What role can crop biotechnology play in feeding Nigeria’s growing population?

This article or excerpt is included in the GLP’s daily curated selection of ideologically diverse news, opinion and analysis of biotechnology innovation.

[Editor’s note: Modesta Nnedinso Abugu is program assistant for the Open Forum on Agricultural Biotechnology-Nigeria Chapter and Fellow of Cornell University’s Alliance for Science Program.]

Nigeria will be the world’s third most populous country by 2050, according to the United Nations’ (UN) projections for West Africa.

Modesta
Modesta Nnedinso Abugu

Suggesting agricultural biotechnology solutions to our food insecurity challenge was the topic of discussion at a recent Washington, D.C., panel event.

I spoke to the role that science plays in decision-making, including the need for advocacy and communication on agricultural biotech. I also elaborated on the potential for biotechnology to boost the Nigerian economy, such as helping to increase the country’s exchange earnings, productivity and gross domestic product, while improving crop resilience during periods of low rainfall and reducing the need for farm labor.

Overall, I believe that a combination of all possible technologies, especially crop biotechnology, is what Nigeria needs as the problems of pest and insect attacks, diseases, climate change and malnutrition continue to affect all agricultural zones in Nigeria.

The GLP aggregated and excerpted this blog/article to reflect the diversity of news, opinion, and analysis. Read full, original post: What role can biotech play in addressing food security in Nigeria?

Outbreak
Outbreak Daily Digest
Biotech Facts & Fallacies
Talking Biotech
Genetics Unzipped
a a b b a f ac a

Video: Death by COVID: The projected grim toll in historical context

The latest statistics, as of July 10, show COVID-19-related deaths in U.S. are just under 1,000 per day nationally, which is ...
mag insects image superjumbo v

Disaster interrupted: Which farming system better preserves insect populations: Organic or conventional?

A three-year run of fragmentary Armageddon-like studies had primed the journalism pumps and settled the media framing about the future ...
dead bee desolate city

Are we facing an ‘Insect Apocalypse’ caused by ‘intensive, industrial’ farming and agricultural chemicals?
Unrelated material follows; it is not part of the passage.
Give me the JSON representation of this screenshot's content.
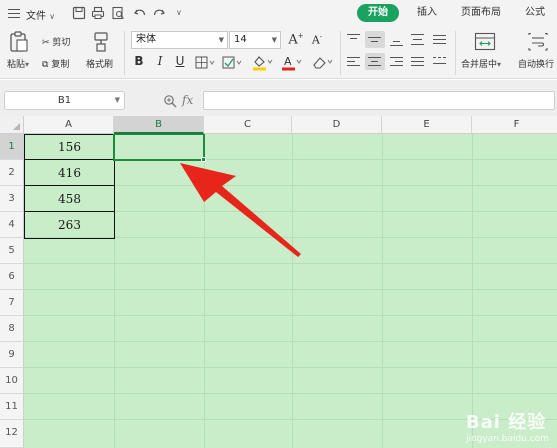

The media say yes; Science says ‘no’

The media call it the “Insect Apocalypse”. In the past three years, the phrase has become an accepted truth of ...
types of oak trees

Infographic: Power of evolution? How oak trees came to dominate North American forests

Over the course of some 56 million years, oaks, which all belong to the genus Quercus, evolved from a single undifferentiated ...
biotechnology worker x

Can GMOs rescue threatened plants and crops?

Some scientists and ecologists argue that humans are in the midst of an "extinction crisis" — the sixth wave of ...
food globe x

Are GMOs necessary to feed the world?

Experts estimate that agricultural production needs to roughly double in the coming decades. How can that be achieved? ...
eating gmo corn on the cob x

Are GMOs safe?

In 2015, 15 scientists and activists issued a statement, "No Scientific consensus on GMO safety," in the journal Environmental Sciences ...
Screen Shot at PM

Charles Benbrook: Agricultural economist and consultant for the organic industry and anti-biotechnology advocacy groups

Independent scientists rip Benbrook's co-authored commentary in New England Journal calling for reassessment of dangers of all GMO crops and herbicides ...
Screen Shot at PM

ETC Group: ‘Extreme’ biotechnology critic campaigns against synthetic biology and other forms of ‘extreme genetic engineering’

The ETC Group is an international environmental non-governmental organization (NGO) based in Canada whose stated purpose is to monitor "the impact of emerging technologies and ...
Share via
News on human & agricultural genetics and biotechnology delivered to your inbox.
Optional. Mail on special occasions.
Send this to a friend